▶ _Task input_:
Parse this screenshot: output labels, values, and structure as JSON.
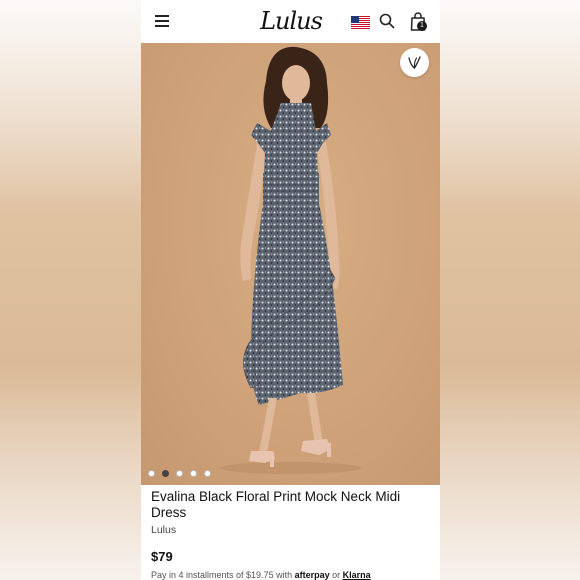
{
  "header": {
    "logo_text": "Lulus",
    "cart_count": "1"
  },
  "icons": {
    "menu": "hamburger-icon",
    "flag": "us-flag-icon",
    "search": "search-icon",
    "cart": "shopping-bag-icon",
    "wishlist": "wishlist-v-icon"
  },
  "gallery": {
    "dots": [
      {
        "active": false
      },
      {
        "active": true
      },
      {
        "active": false
      },
      {
        "active": false
      },
      {
        "active": false
      }
    ]
  },
  "product": {
    "title": "Evalina Black Floral Print Mock Neck Midi Dress",
    "brand": "Lulus",
    "price": "$79",
    "installment_prefix": "Pay in 4 installments of $19.75 with",
    "afterpay": "afterpay",
    "or": "or",
    "klarna": "Klarna"
  },
  "colors": {
    "backdrop": "#cfa279",
    "dress": "#5c6470",
    "skin": "#e0b89a",
    "sandal": "#e8c4b0",
    "text": "#111111"
  }
}
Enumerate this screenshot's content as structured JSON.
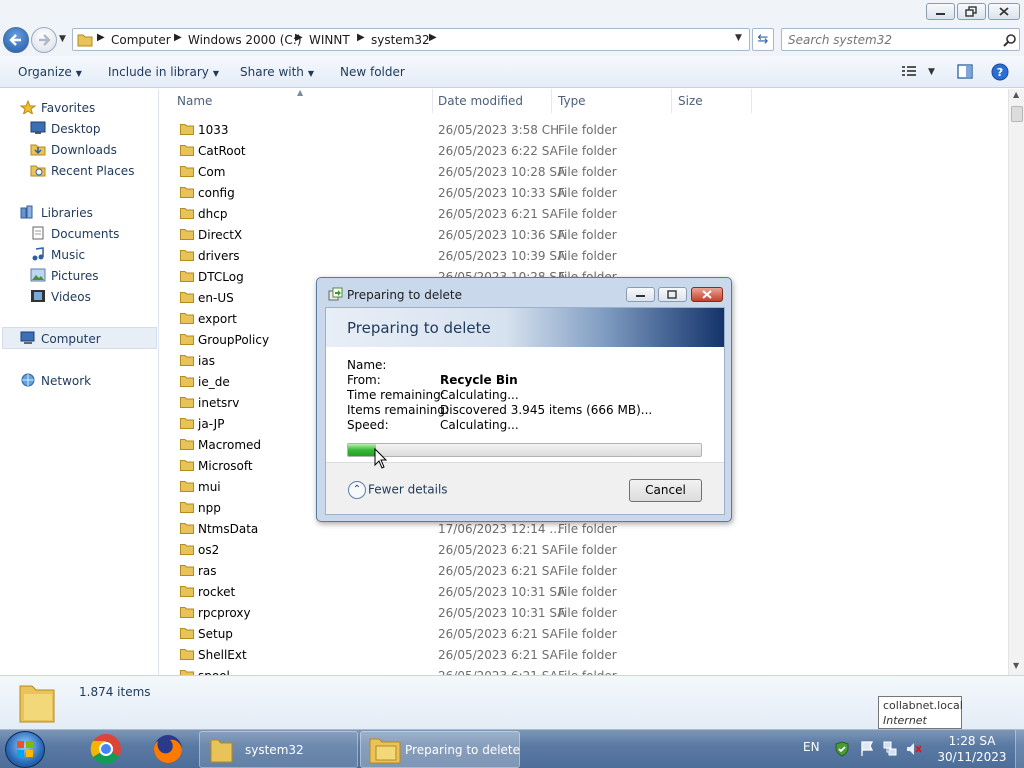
{
  "window": {
    "caption_buttons": [
      "minimize",
      "restore",
      "close"
    ]
  },
  "address_bar": {
    "crumbs": [
      "Computer",
      "Windows 2000 (C:)",
      "WINNT",
      "system32"
    ]
  },
  "search": {
    "placeholder": "Search system32"
  },
  "toolbar": {
    "organize": "Organize",
    "include_in_library": "Include in library",
    "share_with": "Share with",
    "new_folder": "New folder"
  },
  "nav": {
    "favorites": "Favorites",
    "desktop": "Desktop",
    "downloads": "Downloads",
    "recent_places": "Recent Places",
    "libraries": "Libraries",
    "documents": "Documents",
    "music": "Music",
    "pictures": "Pictures",
    "videos": "Videos",
    "computer": "Computer",
    "network": "Network"
  },
  "columns": {
    "name": "Name",
    "date_modified": "Date modified",
    "type": "Type",
    "size": "Size"
  },
  "files": [
    {
      "name": "1033",
      "date": "26/05/2023 3:58 CH",
      "type": "File folder"
    },
    {
      "name": "CatRoot",
      "date": "26/05/2023 6:22 SA",
      "type": "File folder"
    },
    {
      "name": "Com",
      "date": "26/05/2023 10:28 SA",
      "type": "File folder"
    },
    {
      "name": "config",
      "date": "26/05/2023 10:33 SA",
      "type": "File folder"
    },
    {
      "name": "dhcp",
      "date": "26/05/2023 6:21 SA",
      "type": "File folder"
    },
    {
      "name": "DirectX",
      "date": "26/05/2023 10:36 SA",
      "type": "File folder"
    },
    {
      "name": "drivers",
      "date": "26/05/2023 10:39 SA",
      "type": "File folder"
    },
    {
      "name": "DTCLog",
      "date": "26/05/2023 10:28 SA",
      "type": "File folder"
    },
    {
      "name": "en-US",
      "date": "",
      "type": ""
    },
    {
      "name": "export",
      "date": "",
      "type": ""
    },
    {
      "name": "GroupPolicy",
      "date": "",
      "type": ""
    },
    {
      "name": "ias",
      "date": "",
      "type": ""
    },
    {
      "name": "ie_de",
      "date": "",
      "type": ""
    },
    {
      "name": "inetsrv",
      "date": "",
      "type": ""
    },
    {
      "name": "ja-JP",
      "date": "",
      "type": ""
    },
    {
      "name": "Macromed",
      "date": "",
      "type": ""
    },
    {
      "name": "Microsoft",
      "date": "",
      "type": ""
    },
    {
      "name": "mui",
      "date": "",
      "type": ""
    },
    {
      "name": "npp",
      "date": "",
      "type": ""
    },
    {
      "name": "NtmsData",
      "date": "17/06/2023 12:14 ...",
      "type": "File folder"
    },
    {
      "name": "os2",
      "date": "26/05/2023 6:21 SA",
      "type": "File folder"
    },
    {
      "name": "ras",
      "date": "26/05/2023 6:21 SA",
      "type": "File folder"
    },
    {
      "name": "rocket",
      "date": "26/05/2023 10:31 SA",
      "type": "File folder"
    },
    {
      "name": "rpcproxy",
      "date": "26/05/2023 10:31 SA",
      "type": "File folder"
    },
    {
      "name": "Setup",
      "date": "26/05/2023 6:21 SA",
      "type": "File folder"
    },
    {
      "name": "ShellExt",
      "date": "26/05/2023 6:21 SA",
      "type": "File folder"
    },
    {
      "name": "spool",
      "date": "26/05/2023 6:21 SA",
      "type": "File folder"
    }
  ],
  "status": {
    "items": "1.874 items"
  },
  "tooltip": {
    "line1": "collabnet.local",
    "line2": "Internet access"
  },
  "dialog": {
    "title": "Preparing to delete",
    "heading": "Preparing to delete",
    "labels": {
      "name": "Name:",
      "from": "From:",
      "time_remaining": "Time remaining:",
      "items_remaining": "Items remaining:",
      "speed": "Speed:"
    },
    "values": {
      "name": "",
      "from": "Recycle Bin",
      "time_remaining": "Calculating...",
      "items_remaining": "Discovered 3.945 items (666 MB)...",
      "speed": "Calculating..."
    },
    "progress_percent": 8,
    "fewer_details": "Fewer details",
    "cancel": "Cancel"
  },
  "taskbar": {
    "buttons": [
      {
        "label": "system32"
      },
      {
        "label": "Preparing to delete"
      }
    ],
    "language": "EN",
    "clock_time": "1:28 SA",
    "clock_date": "30/11/2023"
  },
  "colors": {
    "accent": "#1e395b",
    "progress_green": "#38b838",
    "taskbar": "#5a7aa4"
  }
}
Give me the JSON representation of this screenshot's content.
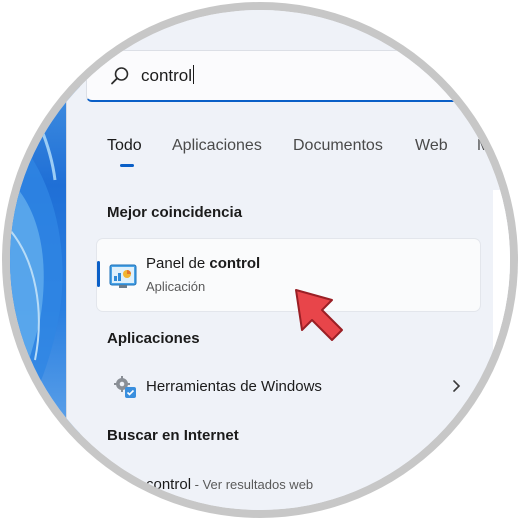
{
  "search": {
    "value": "control"
  },
  "tabs": [
    {
      "label": "Todo",
      "active": true
    },
    {
      "label": "Aplicaciones",
      "active": false
    },
    {
      "label": "Documentos",
      "active": false
    },
    {
      "label": "Web",
      "active": false
    },
    {
      "label": "M",
      "active": false
    }
  ],
  "best_match": {
    "heading": "Mejor coincidencia",
    "name_prefix": "Panel de ",
    "name_highlight": "control",
    "type": "Aplicación",
    "icon": "control-panel-icon"
  },
  "apps": {
    "heading": "Aplicaciones",
    "items": [
      {
        "label": "Herramientas de Windows",
        "icon": "windows-tools-icon"
      }
    ]
  },
  "internet": {
    "heading": "Buscar en Internet",
    "query": "control",
    "suffix": " - Ver resultados web"
  },
  "colors": {
    "accent": "#0a5fc7",
    "pointer": "#e8454a"
  }
}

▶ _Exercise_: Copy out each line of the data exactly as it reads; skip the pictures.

▶ _Response for this exercise_:
Parse this screenshot: output labels, values, and structure as JSON.
{
  "header": {
    "logo_text": "Lulus",
    "cart_count": "1"
  },
  "icons": {
    "menu": "hamburger-icon",
    "flag": "us-flag-icon",
    "search": "search-icon",
    "cart": "shopping-bag-icon",
    "wishlist": "wishlist-v-icon"
  },
  "gallery": {
    "dots": [
      {
        "active": false
      },
      {
        "active": true
      },
      {
        "active": false
      },
      {
        "active": false
      },
      {
        "active": false
      }
    ]
  },
  "product": {
    "title": "Evalina Black Floral Print Mock Neck Midi Dress",
    "brand": "Lulus",
    "price": "$79",
    "installment_prefix": "Pay in 4 installments of $19.75 with",
    "afterpay": "afterpay",
    "or": "or",
    "klarna": "Klarna"
  },
  "colors": {
    "backdrop": "#cfa279",
    "dress": "#5c6470",
    "skin": "#e0b89a",
    "sandal": "#e8c4b0",
    "text": "#111111"
  }
}
Enumerate this screenshot's content as structured JSON.
{
  "window": {
    "caption_buttons": [
      "minimize",
      "restore",
      "close"
    ]
  },
  "address_bar": {
    "crumbs": [
      "Computer",
      "Windows 2000 (C:)",
      "WINNT",
      "system32"
    ]
  },
  "search": {
    "placeholder": "Search system32"
  },
  "toolbar": {
    "organize": "Organize",
    "include_in_library": "Include in library",
    "share_with": "Share with",
    "new_folder": "New folder"
  },
  "nav": {
    "favorites": "Favorites",
    "desktop": "Desktop",
    "downloads": "Downloads",
    "recent_places": "Recent Places",
    "libraries": "Libraries",
    "documents": "Documents",
    "music": "Music",
    "pictures": "Pictures",
    "videos": "Videos",
    "computer": "Computer",
    "network": "Network"
  },
  "columns": {
    "name": "Name",
    "date_modified": "Date modified",
    "type": "Type",
    "size": "Size"
  },
  "files": [
    {
      "name": "1033",
      "date": "26/05/2023 3:58 CH",
      "type": "File folder"
    },
    {
      "name": "CatRoot",
      "date": "26/05/2023 6:22 SA",
      "type": "File folder"
    },
    {
      "name": "Com",
      "date": "26/05/2023 10:28 SA",
      "type": "File folder"
    },
    {
      "name": "config",
      "date": "26/05/2023 10:33 SA",
      "type": "File folder"
    },
    {
      "name": "dhcp",
      "date": "26/05/2023 6:21 SA",
      "type": "File folder"
    },
    {
      "name": "DirectX",
      "date": "26/05/2023 10:36 SA",
      "type": "File folder"
    },
    {
      "name": "drivers",
      "date": "26/05/2023 10:39 SA",
      "type": "File folder"
    },
    {
      "name": "DTCLog",
      "date": "26/05/2023 10:28 SA",
      "type": "File folder"
    },
    {
      "name": "en-US",
      "date": "",
      "type": ""
    },
    {
      "name": "export",
      "date": "",
      "type": ""
    },
    {
      "name": "GroupPolicy",
      "date": "",
      "type": ""
    },
    {
      "name": "ias",
      "date": "",
      "type": ""
    },
    {
      "name": "ie_de",
      "date": "",
      "type": ""
    },
    {
      "name": "inetsrv",
      "date": "",
      "type": ""
    },
    {
      "name": "ja-JP",
      "date": "",
      "type": ""
    },
    {
      "name": "Macromed",
      "date": "",
      "type": ""
    },
    {
      "name": "Microsoft",
      "date": "",
      "type": ""
    },
    {
      "name": "mui",
      "date": "",
      "type": ""
    },
    {
      "name": "npp",
      "date": "",
      "type": ""
    },
    {
      "name": "NtmsData",
      "date": "17/06/2023 12:14 ...",
      "type": "File folder"
    },
    {
      "name": "os2",
      "date": "26/05/2023 6:21 SA",
      "type": "File folder"
    },
    {
      "name": "ras",
      "date": "26/05/2023 6:21 SA",
      "type": "File folder"
    },
    {
      "name": "rocket",
      "date": "26/05/2023 10:31 SA",
      "type": "File folder"
    },
    {
      "name": "rpcproxy",
      "date": "26/05/2023 10:31 SA",
      "type": "File folder"
    },
    {
      "name": "Setup",
      "date": "26/05/2023 6:21 SA",
      "type": "File folder"
    },
    {
      "name": "ShellExt",
      "date": "26/05/2023 6:21 SA",
      "type": "File folder"
    },
    {
      "name": "spool",
      "date": "26/05/2023 6:21 SA",
      "type": "File folder"
    }
  ],
  "status": {
    "items": "1.874 items"
  },
  "tooltip": {
    "line1": "collabnet.local",
    "line2": "Internet access"
  },
  "dialog": {
    "title": "Preparing to delete",
    "heading": "Preparing to delete",
    "labels": {
      "name": "Name:",
      "from": "From:",
      "time_remaining": "Time remaining:",
      "items_remaining": "Items remaining:",
      "speed": "Speed:"
    },
    "values": {
      "name": "",
      "from": "Recycle Bin",
      "time_remaining": "Calculating...",
      "items_remaining": "Discovered 3.945 items (666 MB)...",
      "speed": "Calculating..."
    },
    "progress_percent": 8,
    "fewer_details": "Fewer details",
    "cancel": "Cancel"
  },
  "taskbar": {
    "buttons": [
      {
        "label": "system32"
      },
      {
        "label": "Preparing to delete"
      }
    ],
    "language": "EN",
    "clock_time": "1:28 SA",
    "clock_date": "30/11/2023"
  },
  "colors": {
    "accent": "#1e395b",
    "progress_green": "#38b838",
    "taskbar": "#5a7aa4"
  }
}
Give me the JSON representation of this screenshot's content.
{
  "search": {
    "value": "control"
  },
  "tabs": [
    {
      "label": "Todo",
      "active": true
    },
    {
      "label": "Aplicaciones",
      "active": false
    },
    {
      "label": "Documentos",
      "active": false
    },
    {
      "label": "Web",
      "active": false
    },
    {
      "label": "M",
      "active": false
    }
  ],
  "best_match": {
    "heading": "Mejor coincidencia",
    "name_prefix": "Panel de ",
    "name_highlight": "control",
    "type": "Aplicación",
    "icon": "control-panel-icon"
  },
  "apps": {
    "heading": "Aplicaciones",
    "items": [
      {
        "label": "Herramientas de Windows",
        "icon": "windows-tools-icon"
      }
    ]
  },
  "internet": {
    "heading": "Buscar en Internet",
    "query": "control",
    "suffix": " - Ver resultados web"
  },
  "colors": {
    "accent": "#0a5fc7",
    "pointer": "#e8454a"
  }
}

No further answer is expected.